In this race, the MSU-Billings poll did much better, showing Gianforte with a 44-41 lead. A MTN/MSU poll gave Gianforte the edge, 48-40 after surveying voters in late September and early October.
Some of the biggest discrepancies between poll results and election results appeared in the initiative contests.
The MSU-Billings poll had Montana voters approving Initiative 185 (Medicaid expansion) by a 52-39 margin (8 percent undecided). The ballot measure was defeated 53-47.
The same poll showed Montanans overwhelmingly behind Initiative 186, which would have added restrictions on mining. (44 for, 30 against, 26 undecided). The actual vote: 56-44 against.
An MTN/MSU poll on Initiative 185 was somewhat closer to the mark, showing a virtual dead heat.

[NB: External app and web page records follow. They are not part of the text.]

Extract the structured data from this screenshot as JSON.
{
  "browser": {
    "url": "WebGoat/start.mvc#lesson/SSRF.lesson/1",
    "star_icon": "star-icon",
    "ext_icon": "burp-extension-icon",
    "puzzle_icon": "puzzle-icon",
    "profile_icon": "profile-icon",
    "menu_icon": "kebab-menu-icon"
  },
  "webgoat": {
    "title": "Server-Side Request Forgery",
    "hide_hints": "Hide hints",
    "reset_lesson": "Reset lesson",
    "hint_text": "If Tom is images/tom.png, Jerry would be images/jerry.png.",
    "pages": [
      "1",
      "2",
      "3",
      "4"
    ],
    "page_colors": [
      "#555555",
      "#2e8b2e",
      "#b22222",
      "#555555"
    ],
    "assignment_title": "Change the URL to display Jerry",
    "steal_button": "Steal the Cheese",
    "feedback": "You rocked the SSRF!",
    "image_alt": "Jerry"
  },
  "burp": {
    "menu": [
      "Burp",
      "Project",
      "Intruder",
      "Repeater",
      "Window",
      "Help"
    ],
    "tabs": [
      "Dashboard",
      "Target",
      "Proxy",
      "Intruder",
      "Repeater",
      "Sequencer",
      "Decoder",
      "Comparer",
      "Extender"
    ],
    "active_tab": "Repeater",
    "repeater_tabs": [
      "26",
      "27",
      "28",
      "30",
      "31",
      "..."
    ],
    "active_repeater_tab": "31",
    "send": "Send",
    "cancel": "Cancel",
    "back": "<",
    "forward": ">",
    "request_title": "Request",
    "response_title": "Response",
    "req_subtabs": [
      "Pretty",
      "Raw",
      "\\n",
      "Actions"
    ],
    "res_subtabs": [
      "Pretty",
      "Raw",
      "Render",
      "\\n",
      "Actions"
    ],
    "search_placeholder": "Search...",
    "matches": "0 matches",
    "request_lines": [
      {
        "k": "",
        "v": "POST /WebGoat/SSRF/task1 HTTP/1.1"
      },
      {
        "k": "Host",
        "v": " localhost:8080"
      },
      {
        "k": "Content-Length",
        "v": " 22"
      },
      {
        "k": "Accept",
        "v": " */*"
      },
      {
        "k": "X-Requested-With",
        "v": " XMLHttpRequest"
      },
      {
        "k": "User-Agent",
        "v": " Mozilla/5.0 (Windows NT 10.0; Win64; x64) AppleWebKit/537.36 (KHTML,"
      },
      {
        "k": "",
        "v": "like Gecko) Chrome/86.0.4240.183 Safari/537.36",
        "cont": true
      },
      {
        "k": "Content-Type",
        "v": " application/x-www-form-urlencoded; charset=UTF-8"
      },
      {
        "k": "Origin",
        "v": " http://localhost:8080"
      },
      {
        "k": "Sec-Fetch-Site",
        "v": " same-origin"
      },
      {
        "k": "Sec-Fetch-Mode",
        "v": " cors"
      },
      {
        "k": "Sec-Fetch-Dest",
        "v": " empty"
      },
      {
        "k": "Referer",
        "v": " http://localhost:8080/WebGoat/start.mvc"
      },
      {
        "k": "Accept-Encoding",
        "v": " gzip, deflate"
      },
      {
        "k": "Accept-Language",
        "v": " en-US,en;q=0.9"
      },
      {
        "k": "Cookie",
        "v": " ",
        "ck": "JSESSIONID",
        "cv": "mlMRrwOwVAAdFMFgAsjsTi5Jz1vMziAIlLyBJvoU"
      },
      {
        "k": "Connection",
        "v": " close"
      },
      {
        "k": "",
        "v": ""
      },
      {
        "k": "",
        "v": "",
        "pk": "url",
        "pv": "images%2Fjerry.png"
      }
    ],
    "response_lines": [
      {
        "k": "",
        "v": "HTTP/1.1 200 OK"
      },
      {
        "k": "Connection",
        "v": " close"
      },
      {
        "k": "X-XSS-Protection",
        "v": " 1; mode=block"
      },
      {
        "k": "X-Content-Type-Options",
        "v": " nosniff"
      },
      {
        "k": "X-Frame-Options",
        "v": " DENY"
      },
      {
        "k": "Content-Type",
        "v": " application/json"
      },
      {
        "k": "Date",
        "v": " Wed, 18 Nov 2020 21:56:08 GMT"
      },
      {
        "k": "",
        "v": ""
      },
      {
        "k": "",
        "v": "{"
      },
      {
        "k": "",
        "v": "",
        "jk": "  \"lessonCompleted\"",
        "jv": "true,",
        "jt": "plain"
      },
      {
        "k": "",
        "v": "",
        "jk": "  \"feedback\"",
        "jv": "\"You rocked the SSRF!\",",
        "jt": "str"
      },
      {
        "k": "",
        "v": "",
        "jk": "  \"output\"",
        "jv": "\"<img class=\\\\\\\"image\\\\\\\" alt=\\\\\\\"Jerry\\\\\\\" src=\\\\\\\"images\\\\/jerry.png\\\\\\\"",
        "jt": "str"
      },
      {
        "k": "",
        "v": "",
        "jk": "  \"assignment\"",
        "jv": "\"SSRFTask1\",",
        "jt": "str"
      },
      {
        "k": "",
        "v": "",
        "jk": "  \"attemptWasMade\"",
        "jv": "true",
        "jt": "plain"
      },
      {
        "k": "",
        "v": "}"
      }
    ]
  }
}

The verdict from all this: The UM and MSU-Billings polls seem to be over-sampling Democrats.
SOME OF the most interesting -- and hilarious -- news you'll find in Montana's newspapers is featured in the police blotters. Consider this gem in the Nov. 7 edition of Kalispell's Daily Inter Lake:
"A noise complaint was validated when an officer arrived to check it out. The participants said they were wrapping up a game of strip poker and then quiet would resume."
HISTORICALLY, Montana's daily newspapers have given the majority of their endorsements to Democrats for the state's major offices. This year is different. So far all the endorsements have gone to Democrats.
For those on the right, in these polarized times, this is just confirmation of the media's liberal bias.
For those on the left, it underscores the media's reasoned resistance to the excesses of conservatives in general and President Trump in particular.
MONTANA is the 8th most politically engaged state. So says WalletHub, a personal finance website that analyzes how the states stack up in a number of social measures.
In this case, Montana ranked 8th in terms of voter registration for the 2016 election. Other factors that figured into its overall ranking of 8th: 12th in the country for percentage of electorate that voted in the 2014 midterm elections, and third for political contributions among adults.
The District of Columbia is the most politically engaged "state," while New Mexico ranked as the least. (Hat tip to the Great Falls Tribune)
This model, which recreates the position two "dueling dinosaurs" were found in after their fossilized skeletons were found on a Montana ranch in 2006, is now on display in a New York museum. (AP)
A daily digest of Montana news
Nov. 19, 2018